Eugen Jochum recorded Anton Bruckner's massive Symphony No. 5 four times,  first in 1938 with the Hamburg Philharmonic, in 1958 with the Bavarian Radio Orchestra (available at budget price on DGG), and  in 1980 with the Dresden Staatskapelle (available at budget price on EMI).  A concert  performance with the Concertgebouw Orchestra was recorded  May 30/31, 1964 in the Abbey of the Benedictine Monks, Ottobeuren, West Germany, issued in 1989 on Philips (426 107, nla).  Now we have this final recording  by Jochum, taped during his penultimate concert with his beloved Concertgebouw Orchestra, December 4, 1986. According to "Bruckner en het Koninklijk Concertgebouw-orkest" this was his twenty-first performance of this symphony in Amsterdam.   He was 84 at the time and died three months later at his home in Munich.

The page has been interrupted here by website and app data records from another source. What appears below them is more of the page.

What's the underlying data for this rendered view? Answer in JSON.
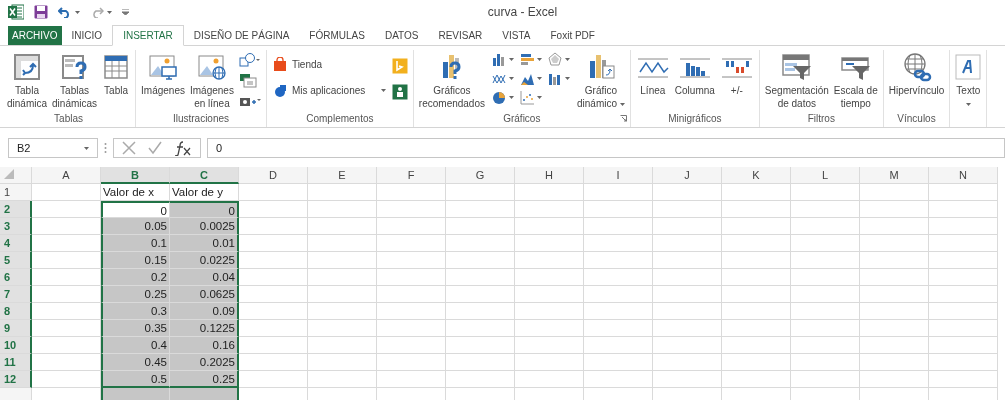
{
  "window": {
    "title": "curva - Excel"
  },
  "tabs": [
    {
      "label": "ARCHIVO",
      "kind": "file",
      "selected": false
    },
    {
      "label": "INICIO",
      "kind": "tab",
      "selected": false
    },
    {
      "label": "INSERTAR",
      "kind": "tab",
      "selected": true
    },
    {
      "label": "DISEÑO DE PÁGINA",
      "kind": "tab",
      "selected": false
    },
    {
      "label": "FÓRMULAS",
      "kind": "tab",
      "selected": false
    },
    {
      "label": "DATOS",
      "kind": "tab",
      "selected": false
    },
    {
      "label": "REVISAR",
      "kind": "tab",
      "selected": false
    },
    {
      "label": "VISTA",
      "kind": "tab",
      "selected": false
    },
    {
      "label": "Foxit PDF",
      "kind": "tab",
      "selected": false
    }
  ],
  "ribbon": [
    {
      "label": "Tablas",
      "items": [
        {
          "kind": "large",
          "label": "Tabla\ndinámica"
        },
        {
          "kind": "large",
          "label": "Tablas\ndinámicas"
        },
        {
          "kind": "large",
          "label": "Tabla"
        }
      ]
    },
    {
      "label": "Ilustraciones",
      "items": [
        {
          "kind": "large",
          "label": "Imágenes"
        },
        {
          "kind": "large",
          "label": "Imágenes\nen línea"
        },
        {
          "kind": "stack"
        }
      ]
    },
    {
      "label": "Complementos",
      "items": [
        {
          "kind": "small",
          "label": "Tienda"
        },
        {
          "kind": "small",
          "label": "Mis aplicaciones",
          "dropdown": true
        },
        {
          "kind": "stack"
        }
      ]
    },
    {
      "label": "Gráficos",
      "launcher": true,
      "items": [
        {
          "kind": "large",
          "label": "Gráficos\nrecomendados"
        },
        {
          "kind": "stack"
        },
        {
          "kind": "large",
          "label": "Gráfico\ndinámico",
          "dropdown": true
        }
      ]
    },
    {
      "label": "Minigráficos",
      "items": [
        {
          "kind": "large",
          "label": "Línea"
        },
        {
          "kind": "large",
          "label": "Columna"
        },
        {
          "kind": "large",
          "label": "+/-"
        }
      ]
    },
    {
      "label": "Filtros",
      "items": [
        {
          "kind": "large",
          "label": "Segmentación\nde datos"
        },
        {
          "kind": "large",
          "label": "Escala de\ntiempo"
        }
      ]
    },
    {
      "label": "Vínculos",
      "items": [
        {
          "kind": "large",
          "label": "Hipervínculo"
        }
      ]
    },
    {
      "items": [
        {
          "kind": "large",
          "label": "Texto",
          "dropdown": true
        }
      ]
    }
  ],
  "formula_bar": {
    "name_box": "B2",
    "value": "0"
  },
  "grid": {
    "columns": [
      {
        "label": "A",
        "selected": false
      },
      {
        "label": "B",
        "selected": true
      },
      {
        "label": "C",
        "selected": true
      },
      {
        "label": "D",
        "selected": false
      },
      {
        "label": "E",
        "selected": false
      },
      {
        "label": "F",
        "selected": false
      },
      {
        "label": "G",
        "selected": false
      },
      {
        "label": "H",
        "selected": false
      },
      {
        "label": "I",
        "selected": false
      },
      {
        "label": "J",
        "selected": false
      },
      {
        "label": "K",
        "selected": false
      },
      {
        "label": "L",
        "selected": false
      },
      {
        "label": "M",
        "selected": false
      },
      {
        "label": "N",
        "selected": false
      }
    ],
    "rows": [
      {
        "number": "1",
        "selected": false,
        "b": {
          "text": "Valor de x",
          "kind": "text",
          "selected": false
        },
        "c": {
          "text": "Valor de y",
          "kind": "text",
          "selected": false
        }
      },
      {
        "number": "2",
        "selected": true,
        "b": {
          "text": "0",
          "selected": true,
          "active": true
        },
        "c": {
          "text": "0",
          "selected": true
        }
      },
      {
        "number": "3",
        "selected": true,
        "b": {
          "text": "0.05",
          "selected": true
        },
        "c": {
          "text": "0.0025",
          "selected": true
        }
      },
      {
        "number": "4",
        "selected": true,
        "b": {
          "text": "0.1",
          "selected": true
        },
        "c": {
          "text": "0.01",
          "selected": true
        }
      },
      {
        "number": "5",
        "selected": true,
        "b": {
          "text": "0.15",
          "selected": true
        },
        "c": {
          "text": "0.0225",
          "selected": true
        }
      },
      {
        "number": "6",
        "selected": true,
        "b": {
          "text": "0.2",
          "selected": true
        },
        "c": {
          "text": "0.04",
          "selected": true
        }
      },
      {
        "number": "7",
        "selected": true,
        "b": {
          "text": "0.25",
          "selected": true
        },
        "c": {
          "text": "0.0625",
          "selected": true
        }
      },
      {
        "number": "8",
        "selected": true,
        "b": {
          "text": "0.3",
          "selected": true
        },
        "c": {
          "text": "0.09",
          "selected": true
        }
      },
      {
        "number": "9",
        "selected": true,
        "b": {
          "text": "0.35",
          "selected": true
        },
        "c": {
          "text": "0.1225",
          "selected": true
        }
      },
      {
        "number": "10",
        "selected": true,
        "b": {
          "text": "0.4",
          "selected": true
        },
        "c": {
          "text": "0.16",
          "selected": true
        }
      },
      {
        "number": "11",
        "selected": true,
        "b": {
          "text": "0.45",
          "selected": true
        },
        "c": {
          "text": "0.2025",
          "selected": true
        }
      },
      {
        "number": "12",
        "selected": true,
        "b": {
          "text": "0.5",
          "selected": true
        },
        "c": {
          "text": "0.25",
          "selected": true
        }
      }
    ]
  }
}
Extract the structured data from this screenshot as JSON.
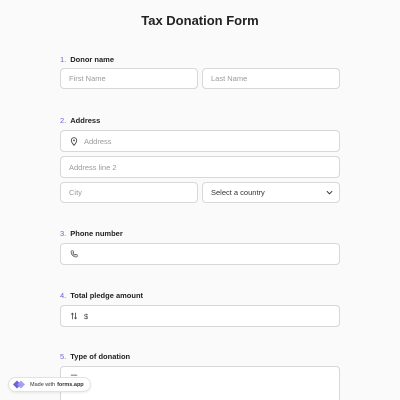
{
  "form": {
    "title": "Tax Donation Form"
  },
  "donor_name": {
    "number": "1.",
    "label": "Donor name",
    "first_placeholder": "First Name",
    "last_placeholder": "Last Name"
  },
  "address": {
    "number": "2.",
    "label": "Address",
    "line1_placeholder": "Address",
    "line2_placeholder": "Address line 2",
    "city_placeholder": "City",
    "country_select": "Select a country"
  },
  "phone": {
    "number": "3.",
    "label": "Phone number"
  },
  "pledge": {
    "number": "4.",
    "label": "Total pledge amount",
    "currency": "$"
  },
  "donation_type": {
    "number": "5.",
    "label": "Type of donation"
  },
  "footer": {
    "made_with": "Made with",
    "brand": "forms.app"
  },
  "colors": {
    "accent": "#6b63d8",
    "border": "#d8d8d8",
    "background": "#fafafa"
  },
  "icons": {
    "address": "location-pin-icon",
    "phone": "phone-icon",
    "pledge": "sort-arrows-icon",
    "donation": "list-icon",
    "select": "chevron-down-icon"
  }
}
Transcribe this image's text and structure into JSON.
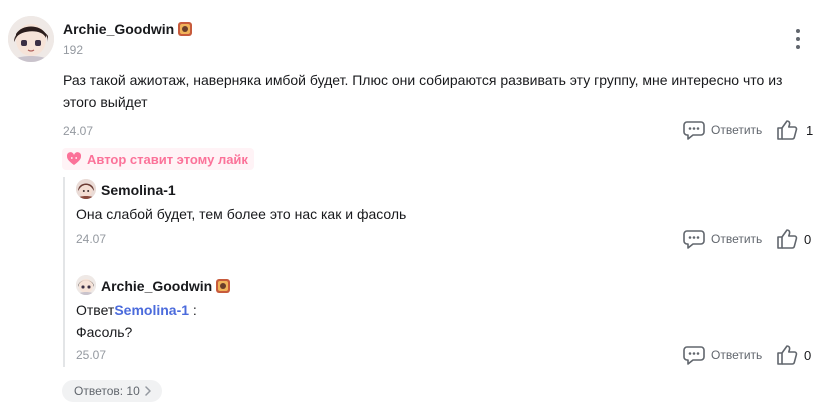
{
  "comment": {
    "author": "Archie_Goodwin",
    "level": "192",
    "text_line1": "Раз такой ажиотаж, наверняка имбой будет. Плюс они собираются развивать эту группу, мне интересно что из",
    "text_line2": "этого выйдет",
    "date": "24.07",
    "reply_label": "Ответить",
    "likes": "1",
    "author_liked": "Автор ставит этому лайк"
  },
  "replies": [
    {
      "author": "Semolina-1",
      "text": "Она слабой будет, тем более это нас как и фасоль",
      "date": "24.07",
      "reply_label": "Ответить",
      "likes": "0"
    },
    {
      "author": "Archie_Goodwin",
      "reply_prefix": "Ответ",
      "mention": "Semolina-1",
      "mention_sep": " :",
      "text": "Фасоль?",
      "date": "25.07",
      "reply_label": "Ответить",
      "likes": "0"
    }
  ],
  "replies_toggle": "Ответов: 10",
  "colors": {
    "accent_pink": "#fb7299",
    "mention_blue": "#4b6bdc",
    "muted": "#9499a0"
  },
  "icons": {
    "reply": "comment-bubble-icon",
    "like": "thumbs-up-icon",
    "more": "vertical-dots-icon",
    "liked_banner": "heart-face-icon",
    "toggle": "chevron-right-icon"
  }
}
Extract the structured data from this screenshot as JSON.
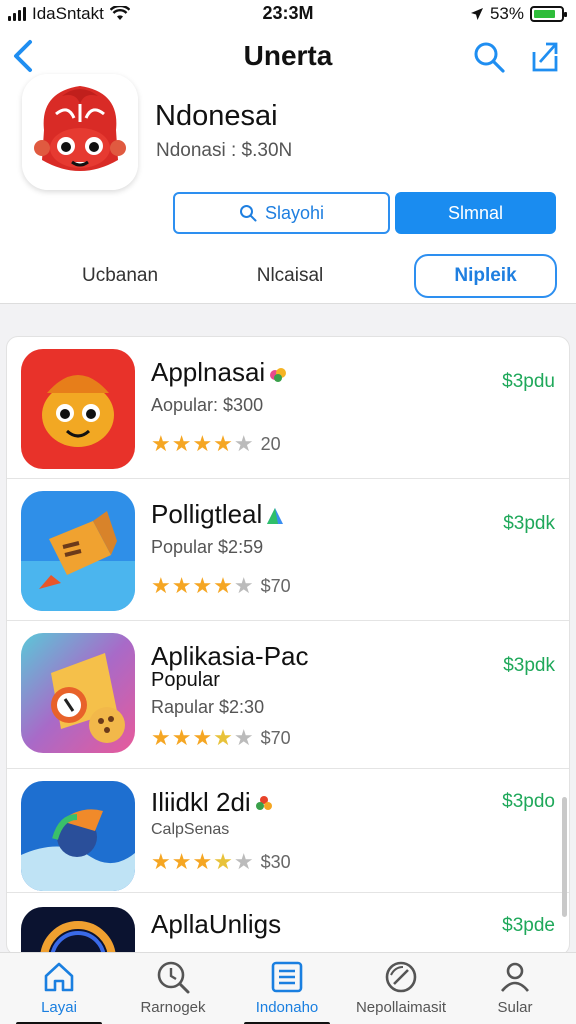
{
  "status_bar": {
    "carrier": "IdaSntakt",
    "time": "23:3M",
    "battery": "53%",
    "battery_level": 0.8
  },
  "nav": {
    "back_icon": "chevron-left-icon",
    "title": "Unerta",
    "search_icon": "search-icon",
    "share_icon": "share-icon"
  },
  "hero": {
    "name": "Ndonesai",
    "price_line": "Ndonasi : $.30N",
    "search_button": "Slayohi",
    "primary_button": "Slmnal"
  },
  "tabs": [
    {
      "label": "Ucbanan"
    },
    {
      "label": "Nlcaisal"
    },
    {
      "label": "Nipleik"
    }
  ],
  "apps": [
    {
      "name": "Applnasai",
      "sub": "Aopular: $300",
      "stars": 4,
      "count": "20",
      "price": "$3pdu",
      "color": "#e8322a"
    },
    {
      "name": "Polligtleal",
      "sub": "Popular $2:59",
      "stars": 4,
      "count": "$70",
      "price": "$3pdk",
      "color": "#2f8fe8"
    },
    {
      "name": "Aplikasia-Pac",
      "sub_bold": "Popular",
      "sub": "Rapular $2:30",
      "stars": 3,
      "count": "$70",
      "price": "$3pdk",
      "color": "#6cc0a8"
    },
    {
      "name": "Iliidkl 2di",
      "sub": "CalpSenas",
      "stars": 3,
      "count": "$30",
      "price": "$3pdo",
      "color": "#1e6fd0"
    },
    {
      "name": "ApllaUnligs",
      "sub": "",
      "stars": 0,
      "count": "",
      "price": "$3pde",
      "color": "#0b1330"
    }
  ],
  "tabbar": [
    {
      "label": "Layai",
      "icon": "home-icon"
    },
    {
      "label": "Rarnogek",
      "icon": "clock-search-icon"
    },
    {
      "label": "Indonaho",
      "icon": "list-icon"
    },
    {
      "label": "Nepollaimasit",
      "icon": "gauge-icon"
    },
    {
      "label": "Sular",
      "icon": "user-icon"
    }
  ]
}
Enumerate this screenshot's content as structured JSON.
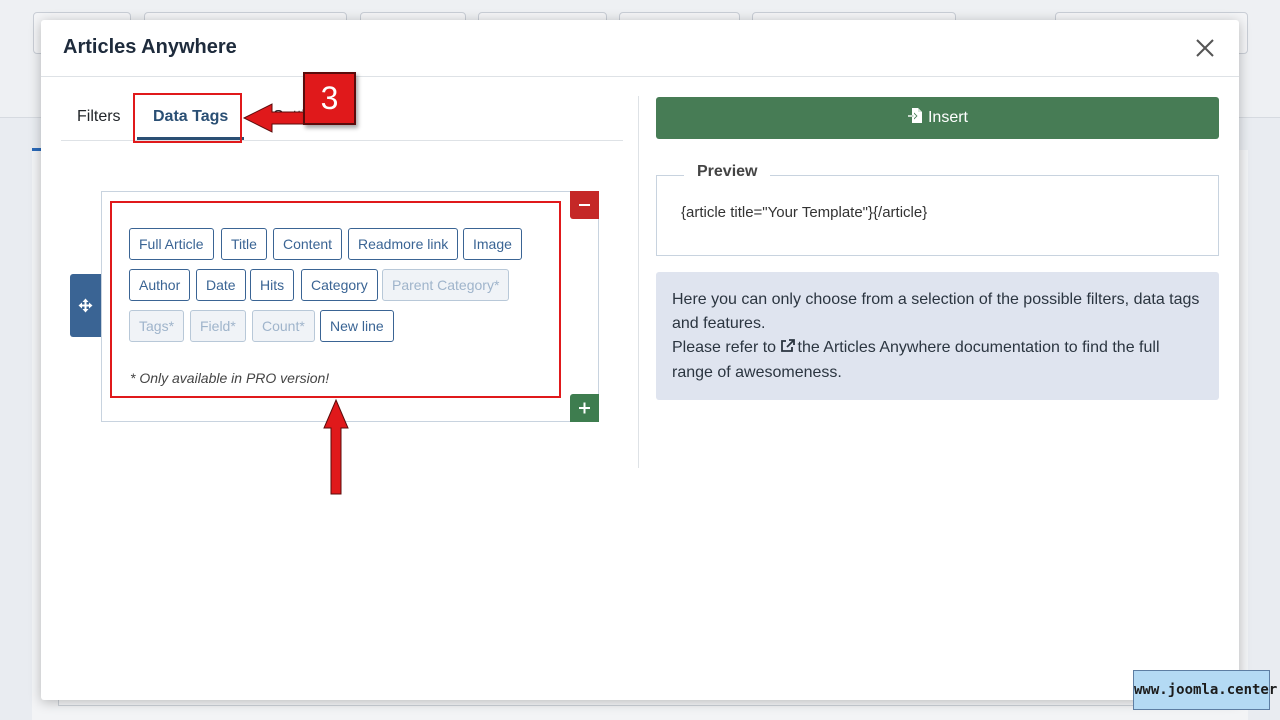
{
  "modal": {
    "title": "Articles Anywhere",
    "close_icon": "close-icon"
  },
  "tabs": [
    {
      "label": "Filters",
      "active": false
    },
    {
      "label": "Data Tags",
      "active": true
    },
    {
      "label": "Settings",
      "active": false
    }
  ],
  "data_tags": {
    "buttons": [
      {
        "label": "Full Article",
        "enabled": true
      },
      {
        "label": "Title",
        "enabled": true
      },
      {
        "label": "Content",
        "enabled": true
      },
      {
        "label": "Readmore link",
        "enabled": true
      },
      {
        "label": "Image",
        "enabled": true
      },
      {
        "label": "Author",
        "enabled": true
      },
      {
        "label": "Date",
        "enabled": true
      },
      {
        "label": "Hits",
        "enabled": true
      },
      {
        "label": "Category",
        "enabled": true
      },
      {
        "label": "Parent Category*",
        "enabled": false
      },
      {
        "label": "Tags*",
        "enabled": false
      },
      {
        "label": "Field*",
        "enabled": false
      },
      {
        "label": "Count*",
        "enabled": false
      },
      {
        "label": "New line",
        "enabled": true
      }
    ],
    "pro_note": "* Only available in PRO version!",
    "remove_icon": "minus-icon",
    "add_icon": "plus-icon",
    "drag_icon": "move-icon"
  },
  "annotation": {
    "step_number": "3",
    "color": "#e0191b"
  },
  "insert": {
    "label": "Insert",
    "icon": "file-import-icon",
    "color": "#477c55"
  },
  "preview": {
    "legend": "Preview",
    "code": "{article title=\"Your Template\"}{/article}"
  },
  "info": {
    "line1": "Here you can only choose from a selection of the possible filters, data tags and features.",
    "line2_prefix": "Please refer to ",
    "link_text": "the Articles Anywhere documentation",
    "line2_suffix": " to find the full range of awesomeness.",
    "link_icon": "external-link-icon"
  },
  "watermark": "www.joomla.center"
}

The Fifth was a particular favorite of Jochum.  TAHRA's notes include many detailed comments by the conductor on interpreting the entire symphony and how he uses 11 additional brass instruments in the finale:  4 horns, 3 trumpets, 3 trombones and 1 bass tuba, jokingly called "the 11 Apostles - Judas, the Twelfth, is not among them."  Franz Schalk found when he conducted the work that when it came to the majestic last-movement chorale brass players were so tired they were unable to present this music in its full glory, so he introduced the 11 extra players in a raised position behind the orchestra, a concept supported by Jochum except that he has the extra players mixed in with the regular brass section.  From bar 583 onward in this performance all of the brass, regular and added, join in the chorale, producing a grandiose effect indeed.   This is the most expansive of all Jochum's recordings of the work, considerably longer than his earlier ACO version (82:10/75:54). In particular both  the Adagio and finale each take  about three minutes longer. The slower tempi surely are not detrimental; there is a sense of purpose to this performance, a master conductor totally at home in the repertory leading an orchestra with which he has had a long association.  There are other Concertgebouw recordings of this work, the first being a live performance of March 1959 with Eduard van Beinum conducting.  His objectivity produces a powerful performance that doesn't seem rushed although playing time is only 71:50.  This has just reissued in an inexpensive 4-CD set that also contains commercial recordings of No. 7, 8 and  9.  Bernard Haitink recorded the Fifth  for Philips in September 1971, close to Beinum in performance time (72:53), and Riccardo Chailly conducted it  for Decca/London in June 1991, taking a few minutes longer (75:29).  Jochum's live recording boasts some of the finest sound from the Dutch radio engineers who have vividly captured the sound of the orchestra playing in its famous hall.

The performance is too long to fit onto one CD so TAHRA has played it on two, but the two are sold for the price of one.  TAHRA's notes mention that the conductor's widow, Anni Jochum, recollected "he was so happy with the orchestral performance that he decided to repeat once more the last movement for the public's delight!."  I speculate  how tired the brass players - regular and added - must have been after that!

R.E.B. (Dec. 2000)